§ PROBLEM: Pick out each line below containing "selector".

══ MATERIAL PROVIDED

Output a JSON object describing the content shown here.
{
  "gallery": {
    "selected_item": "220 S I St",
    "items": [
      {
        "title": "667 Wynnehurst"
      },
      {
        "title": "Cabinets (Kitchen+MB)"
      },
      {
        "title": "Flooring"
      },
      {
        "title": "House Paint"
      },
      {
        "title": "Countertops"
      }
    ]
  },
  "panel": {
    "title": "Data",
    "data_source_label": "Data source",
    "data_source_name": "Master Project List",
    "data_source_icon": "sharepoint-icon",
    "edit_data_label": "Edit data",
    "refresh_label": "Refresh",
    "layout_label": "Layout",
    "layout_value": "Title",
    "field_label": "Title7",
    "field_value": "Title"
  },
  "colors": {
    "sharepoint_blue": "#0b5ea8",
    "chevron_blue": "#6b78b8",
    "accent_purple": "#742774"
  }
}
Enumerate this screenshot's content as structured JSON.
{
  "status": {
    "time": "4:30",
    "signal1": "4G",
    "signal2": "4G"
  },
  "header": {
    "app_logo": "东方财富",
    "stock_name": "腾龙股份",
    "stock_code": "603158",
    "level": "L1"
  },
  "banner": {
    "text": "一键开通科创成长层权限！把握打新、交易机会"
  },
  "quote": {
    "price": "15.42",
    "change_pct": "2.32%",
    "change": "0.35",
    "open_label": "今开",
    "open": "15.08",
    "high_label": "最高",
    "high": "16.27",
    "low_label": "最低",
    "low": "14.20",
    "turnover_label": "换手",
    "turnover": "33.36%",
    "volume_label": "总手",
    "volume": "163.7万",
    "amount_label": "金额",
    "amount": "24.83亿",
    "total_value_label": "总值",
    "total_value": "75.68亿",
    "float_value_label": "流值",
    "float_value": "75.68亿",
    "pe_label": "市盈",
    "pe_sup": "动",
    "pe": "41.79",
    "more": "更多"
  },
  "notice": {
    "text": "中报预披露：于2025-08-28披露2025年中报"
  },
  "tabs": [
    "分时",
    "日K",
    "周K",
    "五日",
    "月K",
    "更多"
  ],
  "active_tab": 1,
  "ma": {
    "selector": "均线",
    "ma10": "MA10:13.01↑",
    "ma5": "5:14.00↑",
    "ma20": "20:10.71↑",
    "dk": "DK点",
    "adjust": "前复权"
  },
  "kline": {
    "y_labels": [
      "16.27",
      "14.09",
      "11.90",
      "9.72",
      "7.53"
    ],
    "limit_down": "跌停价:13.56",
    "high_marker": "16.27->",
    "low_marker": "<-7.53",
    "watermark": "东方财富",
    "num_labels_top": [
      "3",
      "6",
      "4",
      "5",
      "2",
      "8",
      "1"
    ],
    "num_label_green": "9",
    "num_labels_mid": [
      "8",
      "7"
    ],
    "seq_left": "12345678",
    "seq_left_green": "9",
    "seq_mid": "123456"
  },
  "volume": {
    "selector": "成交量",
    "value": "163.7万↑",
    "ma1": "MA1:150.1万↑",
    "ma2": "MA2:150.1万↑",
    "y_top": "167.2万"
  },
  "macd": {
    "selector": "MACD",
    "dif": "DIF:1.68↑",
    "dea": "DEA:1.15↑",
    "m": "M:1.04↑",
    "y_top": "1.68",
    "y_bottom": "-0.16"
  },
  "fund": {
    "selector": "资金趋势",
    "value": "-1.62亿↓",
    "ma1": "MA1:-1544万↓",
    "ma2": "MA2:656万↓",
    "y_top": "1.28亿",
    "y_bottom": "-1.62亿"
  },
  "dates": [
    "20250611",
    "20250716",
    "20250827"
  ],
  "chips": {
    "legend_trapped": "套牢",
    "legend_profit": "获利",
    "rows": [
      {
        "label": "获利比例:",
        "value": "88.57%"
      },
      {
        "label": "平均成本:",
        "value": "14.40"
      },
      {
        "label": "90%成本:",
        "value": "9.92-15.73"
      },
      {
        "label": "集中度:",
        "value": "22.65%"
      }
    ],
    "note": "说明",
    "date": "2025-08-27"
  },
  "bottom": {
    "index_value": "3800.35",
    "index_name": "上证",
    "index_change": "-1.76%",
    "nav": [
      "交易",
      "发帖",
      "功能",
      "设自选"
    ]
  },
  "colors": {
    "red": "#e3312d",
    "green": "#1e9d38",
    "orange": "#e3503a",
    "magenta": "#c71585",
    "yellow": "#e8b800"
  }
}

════

§ COMPLETED EXERCISE:
    "selector": "均线",
    "selector": "成交量",
    "selector": "MACD",
    "selector": "资金趋势",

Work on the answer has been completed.